So how does perspective-taking affect the number of ideas generated when brainstorming? This is precisely where my team’s work comes in. We have just finished conducting a month-long study looking at the impact of perspective-taking on not only creative performance, but also the number of ideas generated. Working with the University of Cambridge Behavioral Lab, we recruited participants from around the city and had them perform a standard creativity task under different perspectives. In one condition, we asked participants to take their own perspective. In another condition, we asked participants to take the perspective of someone else. Finally, in a third condition, participants were not told to take a particular perspective. We wanted to know (1) how many ideas do you generate under each perspective, and (2) how creative are you under each perspective. 

Now the study is over and the results are quite interesting. As previous research suggested, we find that taking the perspective of someone else is indeed good for creativity. However, we find that taking the perspective of someone else leads to the generation of fewer ideas! In summary, taking the perspective of someone else increases creativity, but decreases productivity in creative idea generation.   

How does one explain such results? In my previous blog I argued that thinking in terms of others will actually lead to more ideas because people are diverse and have more possible ways to solve a problem than a single person. So why would perspective-taking lead to fewer ideas? The key point is that the reasoning in my last blog was built upon a ‘plural other.’ A ‘plural other’ means you think in terms of many other people, rather than one person. For example, given that 20 people are being considered, you might be able to come up with more ways for those 20 people to do a particular task than you could for yourself performing the same task. Twenty people will have a diverse set of skills and characteristics, whereas you have one person’s set of skills and characteristics. There are things you think you can’t or won’t do, but that you might think one of the 20 other people can or will do. However, what if you were asked to think in terms of only 1 of the 20 people? That person only has one set of characteristics and skills, just like you. But you are intimately more aware of your full supply of skills and characteristics. In contrast, you are at best only familiar with another person’s particular characteristics and skills. In short, you know less about another person than you know about yourself. This lack of mental resources reduces the possible ways you think this person can or will act and this leads to a restriction in the possible ideas you can generate. 

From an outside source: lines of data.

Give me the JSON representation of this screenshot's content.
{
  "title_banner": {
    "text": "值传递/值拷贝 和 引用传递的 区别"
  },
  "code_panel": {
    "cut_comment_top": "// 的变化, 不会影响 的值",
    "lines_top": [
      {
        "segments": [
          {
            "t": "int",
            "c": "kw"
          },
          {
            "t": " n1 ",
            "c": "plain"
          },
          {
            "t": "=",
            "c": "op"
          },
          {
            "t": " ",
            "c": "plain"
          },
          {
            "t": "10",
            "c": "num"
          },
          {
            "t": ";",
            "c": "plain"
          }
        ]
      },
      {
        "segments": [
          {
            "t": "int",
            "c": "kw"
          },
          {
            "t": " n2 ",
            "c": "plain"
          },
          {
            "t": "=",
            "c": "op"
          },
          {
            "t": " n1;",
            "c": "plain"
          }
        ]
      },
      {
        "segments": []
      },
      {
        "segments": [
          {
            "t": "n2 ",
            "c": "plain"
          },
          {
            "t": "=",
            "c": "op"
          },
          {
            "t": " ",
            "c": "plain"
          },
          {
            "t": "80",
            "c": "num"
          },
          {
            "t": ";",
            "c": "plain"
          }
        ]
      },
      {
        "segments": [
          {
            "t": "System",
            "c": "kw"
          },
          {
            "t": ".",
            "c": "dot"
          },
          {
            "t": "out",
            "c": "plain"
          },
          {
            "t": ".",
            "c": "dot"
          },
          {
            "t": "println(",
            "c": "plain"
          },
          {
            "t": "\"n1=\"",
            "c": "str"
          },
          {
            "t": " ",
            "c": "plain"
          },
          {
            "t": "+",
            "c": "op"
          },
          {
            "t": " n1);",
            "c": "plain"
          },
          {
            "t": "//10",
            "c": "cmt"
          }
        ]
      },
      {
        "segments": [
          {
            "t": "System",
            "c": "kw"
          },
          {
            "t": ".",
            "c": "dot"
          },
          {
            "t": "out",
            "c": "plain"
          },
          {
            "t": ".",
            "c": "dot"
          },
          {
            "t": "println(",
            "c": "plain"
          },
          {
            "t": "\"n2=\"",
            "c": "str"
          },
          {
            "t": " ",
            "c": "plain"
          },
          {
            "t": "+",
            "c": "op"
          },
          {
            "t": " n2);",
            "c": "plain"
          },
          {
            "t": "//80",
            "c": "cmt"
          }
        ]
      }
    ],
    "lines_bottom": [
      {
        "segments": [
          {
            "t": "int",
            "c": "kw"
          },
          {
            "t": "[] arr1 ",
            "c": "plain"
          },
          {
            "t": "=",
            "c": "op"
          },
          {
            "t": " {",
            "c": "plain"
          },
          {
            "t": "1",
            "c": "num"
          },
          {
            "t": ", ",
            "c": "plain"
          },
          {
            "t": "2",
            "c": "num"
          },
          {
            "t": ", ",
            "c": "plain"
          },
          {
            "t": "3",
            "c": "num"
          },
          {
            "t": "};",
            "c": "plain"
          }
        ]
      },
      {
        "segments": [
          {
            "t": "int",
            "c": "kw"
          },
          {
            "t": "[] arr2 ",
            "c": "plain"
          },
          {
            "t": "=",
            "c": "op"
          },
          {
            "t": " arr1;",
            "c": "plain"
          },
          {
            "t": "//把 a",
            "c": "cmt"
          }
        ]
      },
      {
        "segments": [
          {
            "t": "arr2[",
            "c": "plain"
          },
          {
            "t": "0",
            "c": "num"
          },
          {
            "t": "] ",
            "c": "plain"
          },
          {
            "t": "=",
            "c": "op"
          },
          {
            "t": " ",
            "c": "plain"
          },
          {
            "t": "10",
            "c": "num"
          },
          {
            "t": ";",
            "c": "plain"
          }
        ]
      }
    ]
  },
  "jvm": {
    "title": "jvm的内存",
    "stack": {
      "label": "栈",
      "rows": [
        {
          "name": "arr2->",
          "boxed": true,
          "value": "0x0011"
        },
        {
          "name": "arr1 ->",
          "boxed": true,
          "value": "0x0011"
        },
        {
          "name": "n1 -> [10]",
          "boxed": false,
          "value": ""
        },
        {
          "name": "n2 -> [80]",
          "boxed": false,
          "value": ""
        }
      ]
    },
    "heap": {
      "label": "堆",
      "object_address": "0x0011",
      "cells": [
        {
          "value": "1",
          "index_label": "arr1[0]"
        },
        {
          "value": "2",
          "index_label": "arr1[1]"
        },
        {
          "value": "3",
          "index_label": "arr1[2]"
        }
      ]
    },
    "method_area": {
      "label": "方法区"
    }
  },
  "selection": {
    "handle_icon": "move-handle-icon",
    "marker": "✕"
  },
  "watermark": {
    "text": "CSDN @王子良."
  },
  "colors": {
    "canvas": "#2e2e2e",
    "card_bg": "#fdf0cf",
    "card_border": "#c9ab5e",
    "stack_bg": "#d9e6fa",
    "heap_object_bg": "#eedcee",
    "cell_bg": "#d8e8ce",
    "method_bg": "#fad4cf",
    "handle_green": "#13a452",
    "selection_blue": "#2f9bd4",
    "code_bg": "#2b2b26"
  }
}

Interestingly, participants who were not told to take a particular perspective performed similarly to participants who were told to take their own perspective. This could be due to what is called the heuristic of availability (Marks and Miller 1987). The heuristic of availability assumes that memories related to the self are easiest to draw from memory. Since, memories are the building blocks of new ideas, it follows that memories related to the self will be drawn upon naturally when one is not guided otherwise. Therefore, one who is not told to take a perspective and one who is told to take a self-perspective should do about the same on creativity tasks, since they are drawing on a similar pile of mental resources. 

So there you have it, thinking in terms of someone else leads to the generation of more creative ideas, but fewer ideas. Our next step in this project is looking more at the mental processes involved in the generation of new ideas, confirming our previous findings and looking for potential factors influencing the magnitude of the results. Looking forward to writing future blogs outlining the progress in this research!

This RCT was funded by the IGL Grants programme.